* _Assignment_: Write out the data in full, exactly as shown.

* _Listed records_:
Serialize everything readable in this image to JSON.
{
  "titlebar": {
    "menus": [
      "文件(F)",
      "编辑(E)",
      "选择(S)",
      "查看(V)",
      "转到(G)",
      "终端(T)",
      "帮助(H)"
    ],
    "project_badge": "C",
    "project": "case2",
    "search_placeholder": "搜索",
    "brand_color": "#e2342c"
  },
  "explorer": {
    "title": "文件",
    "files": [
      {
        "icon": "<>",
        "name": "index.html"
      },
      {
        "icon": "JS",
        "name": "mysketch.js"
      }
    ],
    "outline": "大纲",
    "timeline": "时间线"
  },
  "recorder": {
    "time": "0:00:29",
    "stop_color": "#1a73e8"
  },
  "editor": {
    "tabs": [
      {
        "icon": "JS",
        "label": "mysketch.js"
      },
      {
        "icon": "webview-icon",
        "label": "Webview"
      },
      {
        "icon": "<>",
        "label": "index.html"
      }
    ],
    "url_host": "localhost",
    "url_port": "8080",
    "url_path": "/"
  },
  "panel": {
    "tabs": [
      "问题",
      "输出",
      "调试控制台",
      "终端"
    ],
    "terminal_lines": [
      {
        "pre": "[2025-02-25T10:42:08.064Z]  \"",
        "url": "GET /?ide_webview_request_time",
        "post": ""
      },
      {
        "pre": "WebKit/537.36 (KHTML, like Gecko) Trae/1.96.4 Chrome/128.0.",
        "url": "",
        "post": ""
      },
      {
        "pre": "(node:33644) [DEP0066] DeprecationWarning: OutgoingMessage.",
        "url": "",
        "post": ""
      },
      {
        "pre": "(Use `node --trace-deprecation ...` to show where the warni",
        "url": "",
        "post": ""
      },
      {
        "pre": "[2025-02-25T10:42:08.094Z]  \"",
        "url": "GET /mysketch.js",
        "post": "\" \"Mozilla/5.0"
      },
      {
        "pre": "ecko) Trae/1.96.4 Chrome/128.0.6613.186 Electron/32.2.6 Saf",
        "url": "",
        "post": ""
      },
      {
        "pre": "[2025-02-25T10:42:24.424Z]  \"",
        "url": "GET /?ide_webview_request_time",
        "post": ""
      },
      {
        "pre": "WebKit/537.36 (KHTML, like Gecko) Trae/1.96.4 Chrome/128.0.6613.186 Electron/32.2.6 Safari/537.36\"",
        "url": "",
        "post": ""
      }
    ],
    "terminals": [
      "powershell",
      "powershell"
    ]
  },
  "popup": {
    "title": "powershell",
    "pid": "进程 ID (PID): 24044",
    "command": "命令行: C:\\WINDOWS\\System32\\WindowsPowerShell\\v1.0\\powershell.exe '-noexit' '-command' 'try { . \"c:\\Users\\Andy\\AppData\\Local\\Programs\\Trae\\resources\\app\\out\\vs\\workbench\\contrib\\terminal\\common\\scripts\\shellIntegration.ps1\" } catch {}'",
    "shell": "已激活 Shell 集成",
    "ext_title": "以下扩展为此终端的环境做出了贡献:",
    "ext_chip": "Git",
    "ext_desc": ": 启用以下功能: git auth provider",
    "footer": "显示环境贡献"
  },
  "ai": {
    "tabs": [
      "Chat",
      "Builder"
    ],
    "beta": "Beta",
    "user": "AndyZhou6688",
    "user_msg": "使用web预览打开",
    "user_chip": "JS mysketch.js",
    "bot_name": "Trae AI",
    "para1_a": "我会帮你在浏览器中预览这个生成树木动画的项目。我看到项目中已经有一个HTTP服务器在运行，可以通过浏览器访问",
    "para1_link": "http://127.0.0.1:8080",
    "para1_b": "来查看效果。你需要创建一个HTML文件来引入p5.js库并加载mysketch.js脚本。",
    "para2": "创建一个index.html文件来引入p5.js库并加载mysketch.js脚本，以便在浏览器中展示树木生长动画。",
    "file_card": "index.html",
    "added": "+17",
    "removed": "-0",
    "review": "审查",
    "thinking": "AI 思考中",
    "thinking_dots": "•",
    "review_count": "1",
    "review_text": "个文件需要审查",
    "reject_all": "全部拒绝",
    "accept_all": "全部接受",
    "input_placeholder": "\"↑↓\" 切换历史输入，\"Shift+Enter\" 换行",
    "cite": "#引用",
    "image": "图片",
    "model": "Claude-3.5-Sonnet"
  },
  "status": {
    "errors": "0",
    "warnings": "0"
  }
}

* _Result_:
Serialize everything readable in this image to JSON.
{
  "titlebar": {
    "menus": [
      "文件(F)",
      "编辑(E)",
      "选择(S)",
      "查看(V)",
      "转到(G)",
      "终端(T)",
      "帮助(H)"
    ],
    "project_badge": "C",
    "project": "case2",
    "search_placeholder": "搜索",
    "brand_color": "#e2342c"
  },
  "explorer": {
    "title": "文件",
    "files": [
      {
        "icon": "<>",
        "name": "index.html"
      },
      {
        "icon": "JS",
        "name": "mysketch.js"
      }
    ],
    "outline": "大纲",
    "timeline": "时间线"
  },
  "recorder": {
    "time": "0:00:29",
    "stop_color": "#1a73e8"
  },
  "editor": {
    "tabs": [
      {
        "icon": "JS",
        "label": "mysketch.js"
      },
      {
        "icon": "webview-icon",
        "label": "Webview"
      },
      {
        "icon": "<>",
        "label": "index.html"
      }
    ],
    "url_host": "localhost",
    "url_port": "8080",
    "url_path": "/"
  },
  "panel": {
    "tabs": [
      "问题",
      "输出",
      "调试控制台",
      "终端"
    ],
    "terminal_lines": [
      {
        "pre": "[2025-02-25T10:42:08.064Z]  \"",
        "url": "GET /?ide_webview_request_time",
        "post": ""
      },
      {
        "pre": "WebKit/537.36 (KHTML, like Gecko) Trae/1.96.4 Chrome/128.0.",
        "url": "",
        "post": ""
      },
      {
        "pre": "(node:33644) [DEP0066] DeprecationWarning: OutgoingMessage.",
        "url": "",
        "post": ""
      },
      {
        "pre": "(Use `node --trace-deprecation ...` to show where the warni",
        "url": "",
        "post": ""
      },
      {
        "pre": "[2025-02-25T10:42:08.094Z]  \"",
        "url": "GET /mysketch.js",
        "post": "\" \"Mozilla/5.0"
      },
      {
        "pre": "ecko) Trae/1.96.4 Chrome/128.0.6613.186 Electron/32.2.6 Saf",
        "url": "",
        "post": ""
      },
      {
        "pre": "[2025-02-25T10:42:24.424Z]  \"",
        "url": "GET /?ide_webview_request_time",
        "post": ""
      },
      {
        "pre": "WebKit/537.36 (KHTML, like Gecko) Trae/1.96.4 Chrome/128.0.6613.186 Electron/32.2.6 Safari/537.36\"",
        "url": "",
        "post": ""
      }
    ],
    "terminals": [
      "powershell",
      "powershell"
    ]
  },
  "popup": {
    "title": "powershell",
    "pid": "进程 ID (PID): 24044",
    "command": "命令行: C:\\WINDOWS\\System32\\WindowsPowerShell\\v1.0\\powershell.exe '-noexit' '-command' 'try { . \"c:\\Users\\Andy\\AppData\\Local\\Programs\\Trae\\resources\\app\\out\\vs\\workbench\\contrib\\terminal\\common\\scripts\\shellIntegration.ps1\" } catch {}'",
    "shell": "已激活 Shell 集成",
    "ext_title": "以下扩展为此终端的环境做出了贡献:",
    "ext_chip": "Git",
    "ext_desc": ": 启用以下功能: git auth provider",
    "footer": "显示环境贡献"
  },
  "ai": {
    "tabs": [
      "Chat",
      "Builder"
    ],
    "beta": "Beta",
    "user": "AndyZhou6688",
    "user_msg": "使用web预览打开",
    "user_chip": "JS mysketch.js",
    "bot_name": "Trae AI",
    "para1_a": "我会帮你在浏览器中预览这个生成树木动画的项目。我看到项目中已经有一个HTTP服务器在运行，可以通过浏览器访问",
    "para1_link": "http://127.0.0.1:8080",
    "para1_b": "来查看效果。你需要创建一个HTML文件来引入p5.js库并加载mysketch.js脚本。",
    "para2": "创建一个index.html文件来引入p5.js库并加载mysketch.js脚本，以便在浏览器中展示树木生长动画。",
    "file_card": "index.html",
    "added": "+17",
    "removed": "-0",
    "review": "审查",
    "thinking": "AI 思考中",
    "thinking_dots": "•",
    "review_count": "1",
    "review_text": "个文件需要审查",
    "reject_all": "全部拒绝",
    "accept_all": "全部接受",
    "input_placeholder": "\"↑↓\" 切换历史输入，\"Shift+Enter\" 换行",
    "cite": "#引用",
    "image": "图片",
    "model": "Claude-3.5-Sonnet"
  },
  "status": {
    "errors": "0",
    "warnings": "0"
  }
}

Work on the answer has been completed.